[[ MATERIAL TO PROCESS open ]]
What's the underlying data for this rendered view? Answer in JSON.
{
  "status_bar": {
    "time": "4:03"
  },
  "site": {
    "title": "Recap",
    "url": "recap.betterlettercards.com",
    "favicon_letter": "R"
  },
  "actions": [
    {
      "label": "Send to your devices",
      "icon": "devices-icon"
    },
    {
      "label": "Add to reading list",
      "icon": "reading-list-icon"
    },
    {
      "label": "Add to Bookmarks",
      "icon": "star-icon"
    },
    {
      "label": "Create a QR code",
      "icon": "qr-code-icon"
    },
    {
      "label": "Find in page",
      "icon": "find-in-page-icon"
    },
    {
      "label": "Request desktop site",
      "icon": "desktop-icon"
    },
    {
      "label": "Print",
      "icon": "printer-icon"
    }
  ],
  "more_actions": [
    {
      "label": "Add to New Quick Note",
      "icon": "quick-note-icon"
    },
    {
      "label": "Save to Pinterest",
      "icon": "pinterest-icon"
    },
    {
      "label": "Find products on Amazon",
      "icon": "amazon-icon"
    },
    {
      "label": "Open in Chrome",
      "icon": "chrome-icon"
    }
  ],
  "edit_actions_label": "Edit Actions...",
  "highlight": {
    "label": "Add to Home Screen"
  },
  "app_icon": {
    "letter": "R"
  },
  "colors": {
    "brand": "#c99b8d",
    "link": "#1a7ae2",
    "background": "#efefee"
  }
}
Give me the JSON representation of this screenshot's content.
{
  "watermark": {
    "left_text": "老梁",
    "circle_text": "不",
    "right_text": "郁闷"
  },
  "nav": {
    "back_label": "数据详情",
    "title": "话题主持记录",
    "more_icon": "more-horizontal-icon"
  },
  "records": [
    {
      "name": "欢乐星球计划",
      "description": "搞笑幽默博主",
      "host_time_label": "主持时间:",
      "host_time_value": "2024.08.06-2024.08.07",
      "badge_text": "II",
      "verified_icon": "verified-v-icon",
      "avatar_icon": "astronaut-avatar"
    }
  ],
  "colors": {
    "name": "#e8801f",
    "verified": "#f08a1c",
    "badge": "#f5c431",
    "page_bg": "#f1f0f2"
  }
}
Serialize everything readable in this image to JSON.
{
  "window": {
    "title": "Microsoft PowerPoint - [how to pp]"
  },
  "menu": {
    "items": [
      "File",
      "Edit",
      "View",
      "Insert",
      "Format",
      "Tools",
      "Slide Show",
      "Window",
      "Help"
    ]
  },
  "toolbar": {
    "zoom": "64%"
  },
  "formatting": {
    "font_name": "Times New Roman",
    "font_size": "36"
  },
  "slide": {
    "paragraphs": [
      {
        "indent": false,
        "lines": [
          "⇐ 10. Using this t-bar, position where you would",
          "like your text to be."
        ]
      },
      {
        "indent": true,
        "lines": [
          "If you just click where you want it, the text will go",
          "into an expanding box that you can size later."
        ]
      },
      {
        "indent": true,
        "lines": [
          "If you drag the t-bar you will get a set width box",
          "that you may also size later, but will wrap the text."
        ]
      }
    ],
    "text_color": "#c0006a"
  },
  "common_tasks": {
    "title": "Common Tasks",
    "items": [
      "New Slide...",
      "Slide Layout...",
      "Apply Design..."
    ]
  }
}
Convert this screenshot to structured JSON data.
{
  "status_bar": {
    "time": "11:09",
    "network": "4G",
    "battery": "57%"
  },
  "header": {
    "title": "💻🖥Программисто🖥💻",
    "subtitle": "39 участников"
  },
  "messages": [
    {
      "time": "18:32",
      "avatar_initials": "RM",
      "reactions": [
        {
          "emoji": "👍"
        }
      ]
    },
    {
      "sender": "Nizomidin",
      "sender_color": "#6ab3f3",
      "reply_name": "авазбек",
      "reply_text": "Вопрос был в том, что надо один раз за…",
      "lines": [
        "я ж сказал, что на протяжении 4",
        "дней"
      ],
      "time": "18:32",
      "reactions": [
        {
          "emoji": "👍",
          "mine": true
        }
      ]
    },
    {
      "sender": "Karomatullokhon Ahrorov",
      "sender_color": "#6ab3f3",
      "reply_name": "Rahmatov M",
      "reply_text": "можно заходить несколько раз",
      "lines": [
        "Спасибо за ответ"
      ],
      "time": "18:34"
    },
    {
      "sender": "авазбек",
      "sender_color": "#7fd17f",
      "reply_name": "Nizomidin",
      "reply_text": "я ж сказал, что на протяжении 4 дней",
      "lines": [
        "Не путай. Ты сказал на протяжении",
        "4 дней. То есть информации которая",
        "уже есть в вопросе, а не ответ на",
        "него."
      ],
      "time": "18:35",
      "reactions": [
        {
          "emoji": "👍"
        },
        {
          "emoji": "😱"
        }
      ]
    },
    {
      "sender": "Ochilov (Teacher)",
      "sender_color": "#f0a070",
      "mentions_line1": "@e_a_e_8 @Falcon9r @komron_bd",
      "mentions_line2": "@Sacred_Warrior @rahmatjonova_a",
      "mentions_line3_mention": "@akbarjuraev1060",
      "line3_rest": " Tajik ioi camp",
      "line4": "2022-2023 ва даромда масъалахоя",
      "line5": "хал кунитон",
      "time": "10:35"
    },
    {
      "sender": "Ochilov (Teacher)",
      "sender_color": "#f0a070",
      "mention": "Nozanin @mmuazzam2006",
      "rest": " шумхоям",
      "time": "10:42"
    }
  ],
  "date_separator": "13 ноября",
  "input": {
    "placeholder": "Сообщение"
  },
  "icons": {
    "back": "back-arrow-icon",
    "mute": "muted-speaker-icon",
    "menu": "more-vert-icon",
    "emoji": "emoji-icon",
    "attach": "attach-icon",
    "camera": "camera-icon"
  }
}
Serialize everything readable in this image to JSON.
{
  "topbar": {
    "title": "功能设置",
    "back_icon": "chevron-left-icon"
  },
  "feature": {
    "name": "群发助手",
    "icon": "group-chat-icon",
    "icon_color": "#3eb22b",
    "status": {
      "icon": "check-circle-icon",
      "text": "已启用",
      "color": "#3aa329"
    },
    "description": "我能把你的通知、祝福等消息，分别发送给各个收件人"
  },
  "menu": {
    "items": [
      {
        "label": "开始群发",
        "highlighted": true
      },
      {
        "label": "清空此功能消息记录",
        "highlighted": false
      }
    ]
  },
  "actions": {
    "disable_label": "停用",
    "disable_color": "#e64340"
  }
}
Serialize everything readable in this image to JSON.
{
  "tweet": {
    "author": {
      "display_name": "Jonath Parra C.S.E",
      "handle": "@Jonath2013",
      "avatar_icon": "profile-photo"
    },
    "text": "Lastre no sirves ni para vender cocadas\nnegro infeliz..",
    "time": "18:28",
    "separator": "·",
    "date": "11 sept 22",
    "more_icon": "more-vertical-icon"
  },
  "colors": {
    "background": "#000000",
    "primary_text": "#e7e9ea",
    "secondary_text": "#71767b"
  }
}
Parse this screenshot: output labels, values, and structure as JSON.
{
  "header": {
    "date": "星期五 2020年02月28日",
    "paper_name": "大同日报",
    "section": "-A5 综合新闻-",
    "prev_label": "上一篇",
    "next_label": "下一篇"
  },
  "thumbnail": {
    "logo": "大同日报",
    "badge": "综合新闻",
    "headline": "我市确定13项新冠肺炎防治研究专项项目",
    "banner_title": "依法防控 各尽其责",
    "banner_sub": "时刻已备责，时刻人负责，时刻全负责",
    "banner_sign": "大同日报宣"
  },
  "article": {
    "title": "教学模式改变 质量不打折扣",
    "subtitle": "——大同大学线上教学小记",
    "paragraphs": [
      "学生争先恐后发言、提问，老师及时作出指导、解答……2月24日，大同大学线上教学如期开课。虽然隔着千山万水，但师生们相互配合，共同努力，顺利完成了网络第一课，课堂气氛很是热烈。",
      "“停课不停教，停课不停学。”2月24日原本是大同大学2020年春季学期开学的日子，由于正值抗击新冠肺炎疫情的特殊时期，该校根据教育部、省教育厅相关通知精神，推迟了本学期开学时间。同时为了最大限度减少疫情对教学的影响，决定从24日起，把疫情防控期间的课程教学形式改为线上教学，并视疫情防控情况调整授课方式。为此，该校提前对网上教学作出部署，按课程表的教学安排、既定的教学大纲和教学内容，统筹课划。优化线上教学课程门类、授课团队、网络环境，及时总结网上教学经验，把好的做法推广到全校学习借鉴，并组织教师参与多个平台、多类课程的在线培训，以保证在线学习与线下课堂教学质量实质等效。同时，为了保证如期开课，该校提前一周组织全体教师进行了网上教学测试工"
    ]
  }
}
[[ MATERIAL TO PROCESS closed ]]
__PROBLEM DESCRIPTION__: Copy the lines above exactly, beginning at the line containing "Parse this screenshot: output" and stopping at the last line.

__OUTPUT__:
Parse this screenshot: output labels, values, and structure as JSON.
{
  "header": {
    "date": "星期五 2020年02月28日",
    "paper_name": "大同日报",
    "section": "-A5 综合新闻-",
    "prev_label": "上一篇",
    "next_label": "下一篇"
  },
  "thumbnail": {
    "logo": "大同日报",
    "badge": "综合新闻",
    "headline": "我市确定13项新冠肺炎防治研究专项项目",
    "banner_title": "依法防控 各尽其责",
    "banner_sub": "时刻已备责，时刻人负责，时刻全负责",
    "banner_sign": "大同日报宣"
  },
  "article": {
    "title": "教学模式改变 质量不打折扣",
    "subtitle": "——大同大学线上教学小记",
    "paragraphs": [
      "学生争先恐后发言、提问，老师及时作出指导、解答……2月24日，大同大学线上教学如期开课。虽然隔着千山万水，但师生们相互配合，共同努力，顺利完成了网络第一课，课堂气氛很是热烈。",
      "“停课不停教，停课不停学。”2月24日原本是大同大学2020年春季学期开学的日子，由于正值抗击新冠肺炎疫情的特殊时期，该校根据教育部、省教育厅相关通知精神，推迟了本学期开学时间。同时为了最大限度减少疫情对教学的影响，决定从24日起，把疫情防控期间的课程教学形式改为线上教学，并视疫情防控情况调整授课方式。为此，该校提前对网上教学作出部署，按课程表的教学安排、既定的教学大纲和教学内容，统筹课划。优化线上教学课程门类、授课团队、网络环境，及时总结网上教学经验，把好的做法推广到全校学习借鉴，并组织教师参与多个平台、多类课程的在线培训，以保证在线学习与线下课堂教学质量实质等效。同时，为了保证如期开课，该校提前一周组织全体教师进行了网上教学测试工"
    ]
  }
}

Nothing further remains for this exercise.